Anthony Snoddy was first to climb the 18-foot ladder.
The Houston Chronicle reports as the kid who found the tallest trees and front-flipped off buildings, Snoddy, 36, wasn’t worried about the height. He knew it would be part of his job maintaining and repairing wind turbines.
Instead, he was focused on the safety clamps and procedures for climbing the ladder. These weren’t part of his riskier youthful forays, but they were essential in graduating from MIAT College of Technology and entering a workforce expected to grow 96 percent between 2016 and 2026.
“Just make sure you do everything correctly,” Snoddy told himself as he approached the ladder.
In 2018, the MIAT campus in north Houston saw a 60 percent enrollment increase in its wind power technician program, which averaged 25 to 30 students at any given time. The U.S. Bureau of Labor Statistics expects that the field will grow to 11,400 wind turbine technicians in 2026, up from 5,800 in 2016.
Many of MIAT’s graduates could be employed in Texas, a hot spot for wind power. The state leads the nation in wind power production and has more installed wind power capacity than all but five countries in the world, according to the U.S. Energy Department. The American Wind Energy Association said that in 2017, Texas had up to 25,000 wind industry jobs.
In addition to studying hydraulics, welding and electrical theories during the seven-month program, MIAT students must learn to safely climb the roughly 300-foot towers and to rescue their colleagues should something go wrong.
“That way, when they go out in the field, I’ve personally verified that they can actively protect themselves at height,” said David Moriconi, lead wind instructor at MIAT.
So Snoddy attached his harness to a cable in the center of the ladder. He climbed to the top and transitioned to a platform, which involved unclipping from the cable at his chest and then clipping a dual-shock-absorbing lanyard to his back.
He then attached a self-retracting line—a yo-yo-like contraption that would catch Snoddy should he fall—and unclipped the shock-absorbing lanyard.
All of that had to be done before setting to work, with hand signals from below indicating that he needed to lift or lower a set of tools. And then Snoddy climbed back down the ladder in an equally safe fashion.
He passed with flying colors.
“Just seeing, in a small fragment or picture frame, how it’s going to be done on a daily basis,” Snoddy said, “that was very important to me.”

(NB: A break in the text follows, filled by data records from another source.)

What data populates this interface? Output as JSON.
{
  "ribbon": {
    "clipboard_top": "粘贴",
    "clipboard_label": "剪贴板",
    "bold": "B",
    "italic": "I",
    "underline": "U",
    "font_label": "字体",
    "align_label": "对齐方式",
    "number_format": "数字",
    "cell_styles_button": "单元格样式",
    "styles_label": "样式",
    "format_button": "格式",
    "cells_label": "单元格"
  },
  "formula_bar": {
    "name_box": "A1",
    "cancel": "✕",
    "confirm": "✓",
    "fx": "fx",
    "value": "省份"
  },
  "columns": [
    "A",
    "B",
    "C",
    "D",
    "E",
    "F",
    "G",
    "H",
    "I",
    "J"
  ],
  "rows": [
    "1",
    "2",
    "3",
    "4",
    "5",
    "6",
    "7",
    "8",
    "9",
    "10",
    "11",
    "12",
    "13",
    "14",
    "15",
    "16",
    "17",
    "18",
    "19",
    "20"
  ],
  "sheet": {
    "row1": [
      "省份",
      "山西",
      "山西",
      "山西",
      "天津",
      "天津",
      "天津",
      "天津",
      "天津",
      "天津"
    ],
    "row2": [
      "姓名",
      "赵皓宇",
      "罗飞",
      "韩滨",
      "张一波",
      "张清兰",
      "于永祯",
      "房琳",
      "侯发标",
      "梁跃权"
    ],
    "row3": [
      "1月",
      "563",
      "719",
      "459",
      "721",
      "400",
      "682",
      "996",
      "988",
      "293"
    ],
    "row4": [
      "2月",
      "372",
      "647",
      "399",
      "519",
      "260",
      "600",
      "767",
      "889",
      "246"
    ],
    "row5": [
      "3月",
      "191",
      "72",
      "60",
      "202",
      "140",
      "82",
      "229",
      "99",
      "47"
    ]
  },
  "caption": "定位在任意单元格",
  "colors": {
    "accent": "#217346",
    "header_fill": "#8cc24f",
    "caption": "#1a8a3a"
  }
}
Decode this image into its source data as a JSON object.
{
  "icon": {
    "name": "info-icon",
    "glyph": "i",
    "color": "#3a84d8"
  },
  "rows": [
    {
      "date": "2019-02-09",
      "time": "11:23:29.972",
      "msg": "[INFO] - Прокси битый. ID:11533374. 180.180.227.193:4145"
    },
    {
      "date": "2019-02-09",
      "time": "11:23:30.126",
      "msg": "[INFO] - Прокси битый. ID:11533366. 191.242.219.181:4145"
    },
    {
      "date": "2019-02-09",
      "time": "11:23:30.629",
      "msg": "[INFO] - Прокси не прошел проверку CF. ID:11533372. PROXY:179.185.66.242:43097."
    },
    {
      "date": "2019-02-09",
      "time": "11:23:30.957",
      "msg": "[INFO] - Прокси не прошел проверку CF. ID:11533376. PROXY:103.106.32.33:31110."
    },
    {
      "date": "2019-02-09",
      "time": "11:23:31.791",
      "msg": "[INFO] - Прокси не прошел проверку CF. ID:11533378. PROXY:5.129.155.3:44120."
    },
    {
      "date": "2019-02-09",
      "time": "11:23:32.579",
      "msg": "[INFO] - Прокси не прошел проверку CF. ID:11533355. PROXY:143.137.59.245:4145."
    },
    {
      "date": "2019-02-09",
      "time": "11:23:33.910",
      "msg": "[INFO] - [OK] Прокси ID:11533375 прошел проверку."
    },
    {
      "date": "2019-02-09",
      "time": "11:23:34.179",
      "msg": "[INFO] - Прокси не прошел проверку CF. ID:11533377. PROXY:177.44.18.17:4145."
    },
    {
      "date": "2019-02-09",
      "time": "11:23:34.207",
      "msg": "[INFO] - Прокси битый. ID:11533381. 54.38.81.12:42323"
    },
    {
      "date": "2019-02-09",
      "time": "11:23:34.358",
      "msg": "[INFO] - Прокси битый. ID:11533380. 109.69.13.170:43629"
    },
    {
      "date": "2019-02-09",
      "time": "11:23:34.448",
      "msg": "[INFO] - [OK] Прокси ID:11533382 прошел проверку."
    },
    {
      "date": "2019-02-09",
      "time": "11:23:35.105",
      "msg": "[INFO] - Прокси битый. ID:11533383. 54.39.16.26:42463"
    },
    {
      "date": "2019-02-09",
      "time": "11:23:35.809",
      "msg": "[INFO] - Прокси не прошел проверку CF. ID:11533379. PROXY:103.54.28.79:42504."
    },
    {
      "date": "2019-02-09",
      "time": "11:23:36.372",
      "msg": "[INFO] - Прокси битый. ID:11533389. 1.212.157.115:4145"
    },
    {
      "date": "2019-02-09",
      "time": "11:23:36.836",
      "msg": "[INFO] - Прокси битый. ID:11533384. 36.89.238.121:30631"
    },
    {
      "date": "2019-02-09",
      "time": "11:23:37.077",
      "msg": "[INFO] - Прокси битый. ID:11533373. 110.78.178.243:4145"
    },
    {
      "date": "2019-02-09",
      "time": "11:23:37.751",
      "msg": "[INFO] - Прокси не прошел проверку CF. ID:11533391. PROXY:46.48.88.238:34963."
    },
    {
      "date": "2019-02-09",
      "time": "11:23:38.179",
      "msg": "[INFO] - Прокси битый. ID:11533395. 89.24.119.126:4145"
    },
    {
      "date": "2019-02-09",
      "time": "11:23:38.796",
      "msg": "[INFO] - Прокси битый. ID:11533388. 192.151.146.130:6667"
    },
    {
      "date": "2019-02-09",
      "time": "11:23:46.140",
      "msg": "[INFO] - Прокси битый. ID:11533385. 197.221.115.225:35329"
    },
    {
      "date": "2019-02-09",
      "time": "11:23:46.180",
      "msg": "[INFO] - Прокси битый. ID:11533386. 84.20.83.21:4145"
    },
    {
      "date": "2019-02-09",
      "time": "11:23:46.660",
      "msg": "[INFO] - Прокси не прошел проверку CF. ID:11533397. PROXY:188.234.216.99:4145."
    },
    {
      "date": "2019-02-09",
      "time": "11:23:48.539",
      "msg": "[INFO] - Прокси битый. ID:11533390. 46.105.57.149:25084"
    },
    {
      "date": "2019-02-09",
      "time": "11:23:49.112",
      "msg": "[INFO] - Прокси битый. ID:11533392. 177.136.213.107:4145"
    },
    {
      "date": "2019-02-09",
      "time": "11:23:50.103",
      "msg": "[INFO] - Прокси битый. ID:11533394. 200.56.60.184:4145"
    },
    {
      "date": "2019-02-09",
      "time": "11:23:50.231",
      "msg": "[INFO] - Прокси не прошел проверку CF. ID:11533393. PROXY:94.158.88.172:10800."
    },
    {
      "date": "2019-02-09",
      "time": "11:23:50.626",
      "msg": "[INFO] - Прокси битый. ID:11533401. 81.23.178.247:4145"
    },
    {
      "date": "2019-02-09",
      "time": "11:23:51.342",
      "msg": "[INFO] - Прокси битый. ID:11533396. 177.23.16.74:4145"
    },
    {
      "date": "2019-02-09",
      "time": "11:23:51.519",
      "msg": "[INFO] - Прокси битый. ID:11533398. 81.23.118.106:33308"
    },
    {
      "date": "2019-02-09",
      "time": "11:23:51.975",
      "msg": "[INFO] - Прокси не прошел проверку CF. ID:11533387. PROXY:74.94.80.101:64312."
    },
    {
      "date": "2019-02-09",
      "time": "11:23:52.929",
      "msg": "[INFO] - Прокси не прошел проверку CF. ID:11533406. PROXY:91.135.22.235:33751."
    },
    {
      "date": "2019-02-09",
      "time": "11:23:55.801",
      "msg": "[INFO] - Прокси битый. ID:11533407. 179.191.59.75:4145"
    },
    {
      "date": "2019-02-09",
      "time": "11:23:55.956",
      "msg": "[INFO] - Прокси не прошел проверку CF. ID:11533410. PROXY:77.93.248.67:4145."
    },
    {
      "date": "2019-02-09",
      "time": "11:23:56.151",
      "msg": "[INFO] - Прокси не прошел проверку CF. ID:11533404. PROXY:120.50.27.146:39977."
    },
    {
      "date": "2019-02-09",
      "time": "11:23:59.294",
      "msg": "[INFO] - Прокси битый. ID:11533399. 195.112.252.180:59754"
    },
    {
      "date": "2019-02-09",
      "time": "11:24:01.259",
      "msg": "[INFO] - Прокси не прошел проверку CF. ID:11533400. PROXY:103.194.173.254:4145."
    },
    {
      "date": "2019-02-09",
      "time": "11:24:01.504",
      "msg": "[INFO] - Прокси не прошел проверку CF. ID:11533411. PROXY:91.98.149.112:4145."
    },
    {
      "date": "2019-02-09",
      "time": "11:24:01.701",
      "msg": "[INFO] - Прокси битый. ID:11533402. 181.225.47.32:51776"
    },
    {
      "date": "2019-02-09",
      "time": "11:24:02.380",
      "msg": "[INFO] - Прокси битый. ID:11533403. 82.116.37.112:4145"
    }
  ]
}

The test earned students a climb and rescue certification required by many employers.
Tony Robinette, field operations manager for renewable energy and construction at the staffing firm System One, emphasized the importance of this climb test, saying the most catastrophic injuries often come from climbing.
He also applauded MIAT, saying the students are well prepared when they graduate. It helps that MIAT has a longer training period than some other programs.
“They definitely come out and hit the ground running,” he said.
And to make the training more fun, MIAT held a competition on the eve of its official climb test. Moriconi clocked how quickly students could climb the ladder five times. That’s roughly the height of a single section on a wind turbine tower—and most towers have four sections.
The fastest time was 1 minute, 30 seconds. The slowest time was around 4 minutes, 30 seconds.
Snoddy came in second place at 1 minute, 56 seconds. Good, but not entirely satisfying.
“I’m an ex-athlete,” he said, “so I wish I came in first.”